MIDPOINT

(Pages 80-86) As per usual with your standard three-act dramatic structure, things get real bleak real fast in the second act. There’s an almost audible clunk marking the shift of tone between the Happy Hollywood Fun-Time Hour in the first act and the point where we spend the rest of the film with the escapees in Iran, miserable, hunted, and afraid. The juxtaposition between the two, however, is a masterful touch, serving to drive home how high the stakes actually are. Of course, what is a Hollywood film without some good old-fashioned sensationalism? Accordingly, the story has to contrive an excuse for the hostages to go out in public, resulting the bazar sequence, wherein the escapees attract unwanted attention from an antagonistic shopkeeper, nearly blowing their cover in the process.

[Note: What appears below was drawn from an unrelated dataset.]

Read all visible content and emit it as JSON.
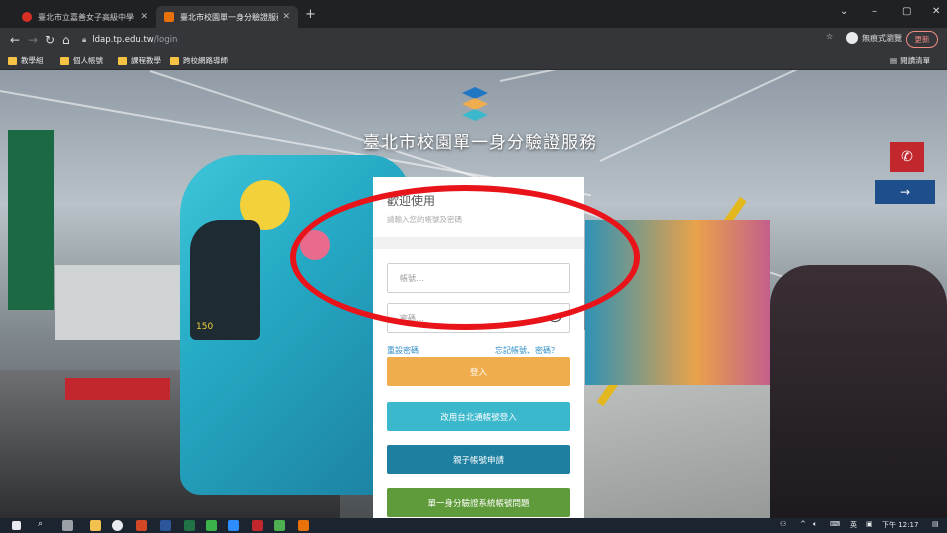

PLOT POINT TWO

(Pages 87-92) One of the other major plot points takes us back to the States, allowing us to get embroiled in the administrative side of things. There’s an ongoing conflict between Mendez and his supervisor, Bryan Cranston’s Jack O’Donell, who, like any good authority figure in a governmental hierarchy just can’t resist stepping on the toes of his subordinates. O’Donell threatens to shut the operation down on the grounds that it’s too risky, but Mendez is loath to see all of his hard work go to waste. Even with its predictable outcome, this sub-plot is handedly well and its last-minute resolution adds an extra basting of adrenaline to the conclusion.

CRISIS AND CLIMAX

(Pages 95-113) When we talk about the crisis, we’re referring the chain of events, often becoming incrementally tenser, leading up to the climax. The climax itself, however, is the point of no return. Argo’s crisis, that extended and incredibly tense sequence during which the escapees, accompanied by Mendez, waltz their Western-sympathizing selves through a remarkably airtight security checkpoint. For the sake of drama, all the possible ways in which our motley crew can be sniffed-out are avoided or solved at the last possible moment, allowing them hightail it to safety while still retaining possession of their limbs. The climax itself occurs moments later, at the point when their plane actually takes off. The wheels leave the tarmac, the perusing Iranian officials shake their fists with impotent rage, and the audience can breathe a sigh of relief knowing that the six luckiest McGuffins in all of existence got away safely.

DENOUEMENT

(Pages 114-122) It’s wheels-up in Iran: cut to reaction shot of CIA staff members going berserk in celebration. Not exactly original, but it gets the job done, I suppose. As the audience decompresses from the tense excitement of the preceding sequences, we learn which governmental department gets the credit, who has to share, and who’s bummed about it. Moreover, Mendez himself is bestowed certain honors, but owing to the degree of secrecy surrounding the whole enterprise, they’re supposed to be classified. Ah, but surely reuniting with his family after such a close brush with death is enough reward for old Mendez, who we’ve all come to love and respect. So all’s well that ends well, except for the other fifty-two hostages, obviously.